DIRECTIONS FOR THIS TASK. Where a line below has the string "label" in it, include it in the count, and give that count alone.
TASK MATERIAL below:
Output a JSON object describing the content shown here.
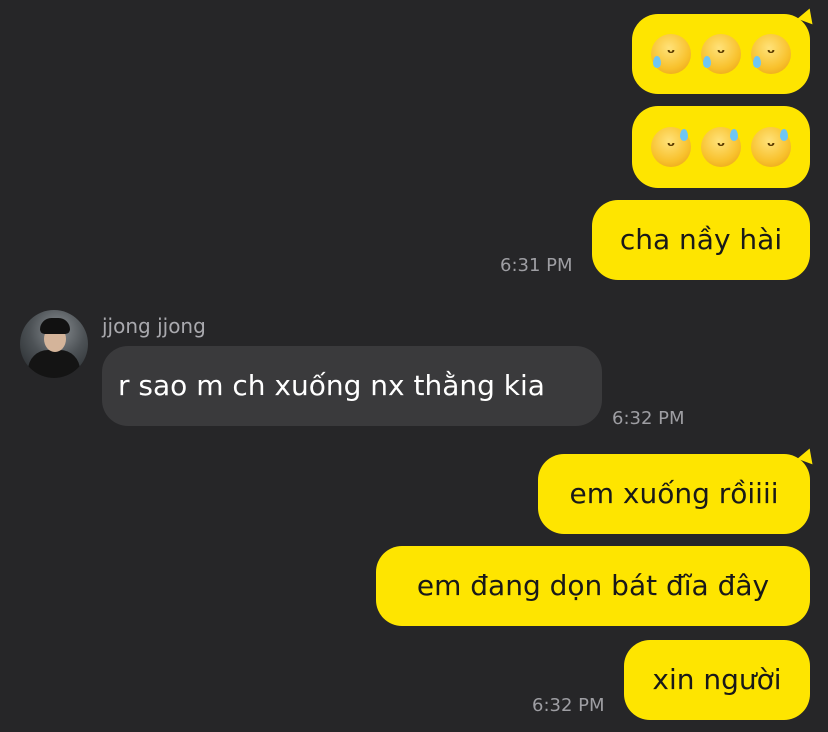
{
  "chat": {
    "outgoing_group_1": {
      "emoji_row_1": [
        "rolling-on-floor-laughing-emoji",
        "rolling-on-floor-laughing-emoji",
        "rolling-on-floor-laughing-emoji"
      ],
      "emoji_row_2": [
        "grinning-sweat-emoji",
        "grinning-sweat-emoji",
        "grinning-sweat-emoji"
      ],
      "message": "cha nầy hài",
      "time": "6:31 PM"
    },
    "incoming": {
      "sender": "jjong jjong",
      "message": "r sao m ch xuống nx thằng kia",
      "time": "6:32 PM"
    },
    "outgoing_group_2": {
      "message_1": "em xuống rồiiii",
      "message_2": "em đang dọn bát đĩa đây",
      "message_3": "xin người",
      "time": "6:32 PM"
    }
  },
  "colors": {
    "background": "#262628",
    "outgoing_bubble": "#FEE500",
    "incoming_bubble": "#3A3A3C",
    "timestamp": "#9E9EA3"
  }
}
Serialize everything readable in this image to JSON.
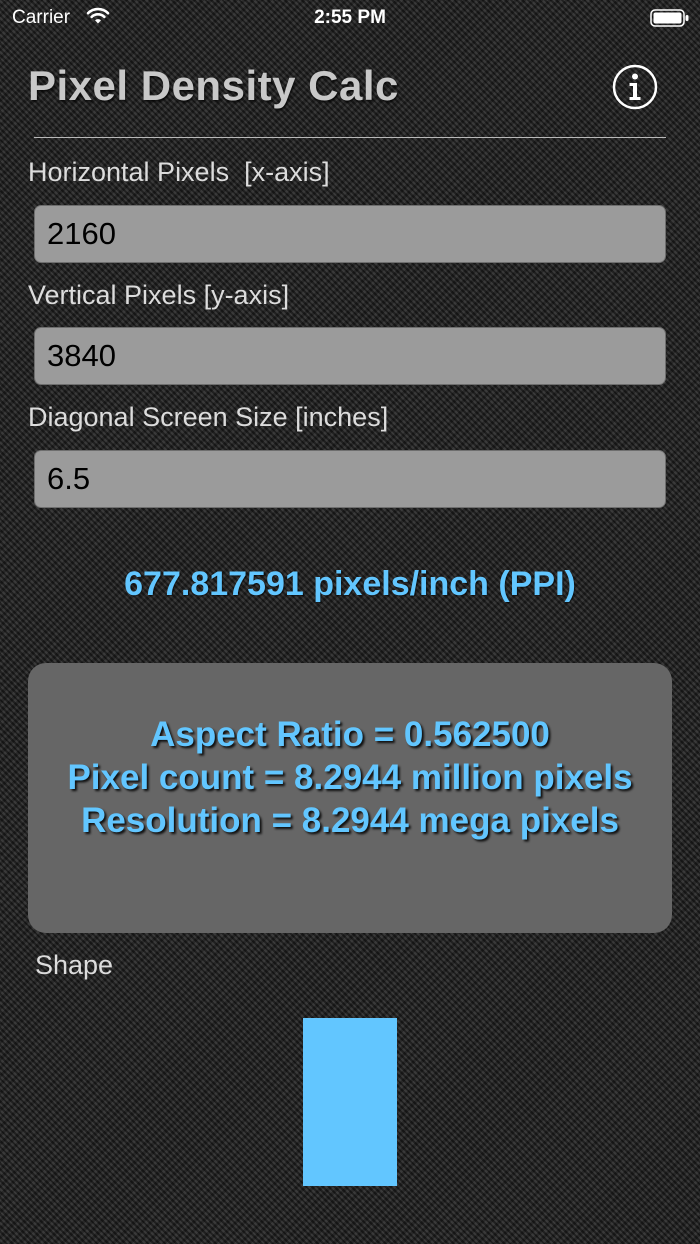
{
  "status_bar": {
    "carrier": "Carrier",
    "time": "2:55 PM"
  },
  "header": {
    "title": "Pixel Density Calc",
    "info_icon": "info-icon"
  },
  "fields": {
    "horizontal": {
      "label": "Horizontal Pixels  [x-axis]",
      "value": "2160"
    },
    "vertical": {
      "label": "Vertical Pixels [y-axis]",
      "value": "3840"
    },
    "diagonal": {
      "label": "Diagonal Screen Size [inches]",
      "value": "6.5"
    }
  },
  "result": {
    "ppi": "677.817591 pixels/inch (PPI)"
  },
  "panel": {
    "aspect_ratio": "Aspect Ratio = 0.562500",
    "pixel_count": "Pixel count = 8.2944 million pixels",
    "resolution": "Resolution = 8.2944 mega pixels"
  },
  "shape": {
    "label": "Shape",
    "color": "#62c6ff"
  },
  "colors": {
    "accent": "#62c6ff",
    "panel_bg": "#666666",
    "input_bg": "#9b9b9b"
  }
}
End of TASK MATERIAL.
RESULT FOR THIS EXERCISE. 4